Again there’s a psychological element strongly at play here. Even if the work delivered is the same, a client is much less likely to begrudge writing your check if a significant amount of work has clearly been put forth on your part. Charging $1,200 for a web design might seem cruel and unusual while charging for all the items listed above seems professional and appropriate.
4. Make it Easy to Read and Decipher
While adding all these extra features to your invoice, it can be quite easy to get carried away. Make sure you don’t overwhelm your client by sending a tome of payment conditions.
Invoices should be clear and easily readable. The total should not be hidden in fine print but displayed prominently along with a definitive due date.
If you decide to add attachments per the suggestions above, make sure most of them are of a visual nature and can be comprehended in only a few seconds. Ten pages of extra reading won’t earn you any points with a client and is a great way to cause them to look for a new designer with a simpler process.
5. Add PayPal Integration
If you’re still running to the mailbox every week to see if your clients have finally mailed the checks, you’re getting screwed. There is simply no reason that payment should be delayed when free and quicker alternatives exist that are much more secure than sticking a stamp to a month’s worth of wages and hoping it survives the grand journey of jumping countless flights, trucks, bins and mail bags.
I have completely made the switch to electronic payment and now require that all my clients use PayPal. It’s free for them and infinitely convenient for me. Though I have had a client or two show surprise that I wouldn’t allow them to simply mail a check, in the end it’s never been a serious issue and many have even been thoroughly surprised at how much better the process was as a result.
Getting paid electronically means no more waiting at the mailbox. You receive an instant notification via email and can easily transfer the money to your checking account from your computer or smartphone (this step can admittedly take a few days).
Integrating PayPal (or whatever financial service that you prefer) into your invoices can be as easy as including your PayPal email address and specifying that payments must be made to that account. Other more advanced options might include a “click to pay” feature.
The biggest thing that you have to watch out for with PayPal is international payments. It turns out, as I discovered the hard way, that you get slapped with a fee when any currency exchanges take place.
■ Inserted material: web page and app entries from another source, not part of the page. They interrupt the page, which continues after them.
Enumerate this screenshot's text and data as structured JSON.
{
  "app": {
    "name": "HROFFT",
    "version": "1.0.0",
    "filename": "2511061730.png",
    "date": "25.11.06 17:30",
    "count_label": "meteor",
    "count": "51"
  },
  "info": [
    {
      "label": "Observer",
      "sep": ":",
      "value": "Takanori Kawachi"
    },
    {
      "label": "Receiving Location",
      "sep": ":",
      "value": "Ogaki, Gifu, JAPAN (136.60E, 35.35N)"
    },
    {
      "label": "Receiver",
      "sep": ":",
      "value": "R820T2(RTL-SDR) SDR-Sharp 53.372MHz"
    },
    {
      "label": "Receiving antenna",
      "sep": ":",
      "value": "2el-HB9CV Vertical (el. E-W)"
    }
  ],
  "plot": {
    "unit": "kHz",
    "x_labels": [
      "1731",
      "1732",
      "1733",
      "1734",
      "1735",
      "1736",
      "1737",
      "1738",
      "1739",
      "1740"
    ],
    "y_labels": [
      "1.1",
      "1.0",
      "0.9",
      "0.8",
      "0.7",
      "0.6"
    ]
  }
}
This sort of kills the “free” aspect, but it’s understandable that PayPal can’t stay in business while taking the hit for any non-desirable currency fluctuations. If anyone knows of a better free service that doesn’t charge you for international exchanges, I’d love to hear about it.
Online Invoicing Services
If you feel lost in the whole invoicing process or simply hate putting them together, there are a number of great services on the web that make it much less work. By building a template or two to start from you can rapidly create and send invoices and then track payment with ease. Here are a few of the services I’ve come across.
Invoicing is one of the necessary evils of being a freelancer. We designers love getting paid but hate the paperwork it involves. I hope the tips and resources above will help you boost the effectiveness of your invoicing. If you’re looking to create an invoice template from scratch, be sure to read our guide on “Creating a Well Designed Invoice: Step-by-Step.”
Leave a comment below and share any bits of wisdom you’ve learned over the years regarding invoicing clients. Also be sure to list any great invoice services that I missed!